Keeping the existing name (PHP in .htm files)
Another approach is to change the server configuration instead of your blog configuration - although not all hosting providers allow you to do this. You can tell the server to treat .htm files withing a directory as PHP files by configuring an .htacces (yes, there is a period at the begining of the file name) file for that directory. If the .htaccess file does not exist in you blog’s directory, you can create a new one in Notepad, otherwise edit the existing one. In either case, to treat all .htm and .html documents in the directory as PHP files, add the following line to the .htacces file:

AddType application/x-httpd-php .htm .html

Server Side Includes (SSI)

SSI is an older scripting language that allows you to create dynamic documents on the server. Documentation for SSI can be found on the NCSA web site.

The following is an example of SSI code embedded in a document. It displays the current date and time:

<!--#config timefmt="%A %B %d, %Y" -->
Current date and time is <!--#echo var="DATE_LOCAL" -->

SSI Server Requirements

SSI documents are executed on the server, and your web server must be configured to support them. Most hosting providers these days have SSI support. The web server recognizes SSI documents by their file extension, which is usually .shtml. This means that when MovableType builds pages that contain SSI, they must be stored with the .shtml extensions instead of .htm or .html.

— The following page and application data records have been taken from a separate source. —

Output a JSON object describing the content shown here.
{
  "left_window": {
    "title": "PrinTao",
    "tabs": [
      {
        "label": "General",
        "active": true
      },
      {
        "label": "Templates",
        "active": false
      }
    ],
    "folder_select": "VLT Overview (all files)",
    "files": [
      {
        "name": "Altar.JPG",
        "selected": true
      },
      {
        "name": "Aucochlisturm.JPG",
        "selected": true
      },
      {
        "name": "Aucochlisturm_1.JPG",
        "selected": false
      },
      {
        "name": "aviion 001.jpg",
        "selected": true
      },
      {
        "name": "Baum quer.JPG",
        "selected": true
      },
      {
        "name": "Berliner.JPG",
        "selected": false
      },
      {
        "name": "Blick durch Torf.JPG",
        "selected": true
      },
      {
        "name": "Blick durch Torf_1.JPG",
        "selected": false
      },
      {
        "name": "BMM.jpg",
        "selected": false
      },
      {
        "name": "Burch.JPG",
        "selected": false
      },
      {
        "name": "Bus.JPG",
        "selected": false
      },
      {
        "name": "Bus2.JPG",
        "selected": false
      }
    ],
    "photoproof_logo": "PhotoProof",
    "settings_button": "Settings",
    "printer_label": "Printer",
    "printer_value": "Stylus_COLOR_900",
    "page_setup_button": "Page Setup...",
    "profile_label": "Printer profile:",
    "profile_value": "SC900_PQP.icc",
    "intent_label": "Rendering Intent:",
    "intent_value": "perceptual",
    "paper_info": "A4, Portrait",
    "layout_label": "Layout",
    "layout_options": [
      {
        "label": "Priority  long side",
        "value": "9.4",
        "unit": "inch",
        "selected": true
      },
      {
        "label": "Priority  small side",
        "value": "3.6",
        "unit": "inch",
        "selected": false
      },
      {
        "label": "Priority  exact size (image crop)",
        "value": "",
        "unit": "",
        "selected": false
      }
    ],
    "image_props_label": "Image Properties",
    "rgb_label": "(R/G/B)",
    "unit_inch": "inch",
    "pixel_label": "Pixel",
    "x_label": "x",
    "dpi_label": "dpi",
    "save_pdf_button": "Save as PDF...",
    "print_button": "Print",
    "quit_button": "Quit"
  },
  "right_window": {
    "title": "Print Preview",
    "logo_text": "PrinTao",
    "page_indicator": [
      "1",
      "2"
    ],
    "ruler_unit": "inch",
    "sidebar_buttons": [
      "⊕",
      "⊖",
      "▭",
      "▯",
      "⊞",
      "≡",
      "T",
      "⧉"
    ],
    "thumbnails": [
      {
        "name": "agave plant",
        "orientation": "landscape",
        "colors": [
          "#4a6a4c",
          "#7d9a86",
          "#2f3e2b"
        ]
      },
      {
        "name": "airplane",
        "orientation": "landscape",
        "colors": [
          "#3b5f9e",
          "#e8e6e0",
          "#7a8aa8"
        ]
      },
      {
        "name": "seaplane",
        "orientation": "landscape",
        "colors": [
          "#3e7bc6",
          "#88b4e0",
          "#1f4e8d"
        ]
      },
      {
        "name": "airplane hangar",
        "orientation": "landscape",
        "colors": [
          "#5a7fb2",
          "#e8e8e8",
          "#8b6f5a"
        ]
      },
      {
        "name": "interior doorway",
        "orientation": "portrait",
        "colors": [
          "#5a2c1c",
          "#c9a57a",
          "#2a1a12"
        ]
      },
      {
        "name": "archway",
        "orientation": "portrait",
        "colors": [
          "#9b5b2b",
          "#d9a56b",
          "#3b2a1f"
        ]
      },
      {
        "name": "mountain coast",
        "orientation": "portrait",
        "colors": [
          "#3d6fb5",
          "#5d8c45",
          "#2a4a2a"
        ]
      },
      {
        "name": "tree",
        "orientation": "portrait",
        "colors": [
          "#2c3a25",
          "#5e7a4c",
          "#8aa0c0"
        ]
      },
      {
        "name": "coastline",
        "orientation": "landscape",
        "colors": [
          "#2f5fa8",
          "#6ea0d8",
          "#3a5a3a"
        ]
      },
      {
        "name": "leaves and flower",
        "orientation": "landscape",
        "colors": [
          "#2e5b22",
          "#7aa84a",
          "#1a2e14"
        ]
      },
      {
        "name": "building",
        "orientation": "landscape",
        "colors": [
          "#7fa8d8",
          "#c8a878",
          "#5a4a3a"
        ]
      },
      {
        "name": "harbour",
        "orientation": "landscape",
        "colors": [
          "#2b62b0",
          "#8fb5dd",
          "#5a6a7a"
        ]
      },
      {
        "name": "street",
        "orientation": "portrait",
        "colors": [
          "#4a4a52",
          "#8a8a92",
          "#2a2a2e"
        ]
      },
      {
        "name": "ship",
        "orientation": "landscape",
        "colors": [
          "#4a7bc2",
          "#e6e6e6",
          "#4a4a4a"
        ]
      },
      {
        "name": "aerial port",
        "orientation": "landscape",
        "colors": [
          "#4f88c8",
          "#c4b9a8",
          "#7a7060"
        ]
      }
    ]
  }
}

If your index page uses SSI go to the Templates page in MovableType, and click on the index template. Then change the extension of the “Output File” to .shtml. If the template output file was called “index.htm” you would change it to “index.shtml”. After you rebuild the index page, you need to delete the old index.htm for the new file to show up.

If your archive pages use SSI go to the Blog Configuration page in MovableType and click on the “Preferences” section. Change the “File extension for archive files” to shtml (it usually is htm or html). Alternatively, you can use the “Configuration > Archiving” page to specify the extension of your archive files.

Keeping the existing name (SSI in .htm files)
Another approach is to change the server configuration instead of your blog configuration - although not all hosting providers allow you to do this. You can tell the server to treat .htm files withing a directory as SSI files by configuring an .htacces (yes, there is a period at the begining of the file name) file for that directory. If the .htaccess file does not exist in you blog’s directory, you can create a new one in Notepad, otherwise edit the existing one. In either case, to treat all .htm and .html documents in the directory as SSI files, add the following line to the .htacces file:

AddType text/x-server-parsed-html .htm .html

JavaScript

Since JavaScript is executed inside the browser, there is nothing special that you have to do in MovableType to support it.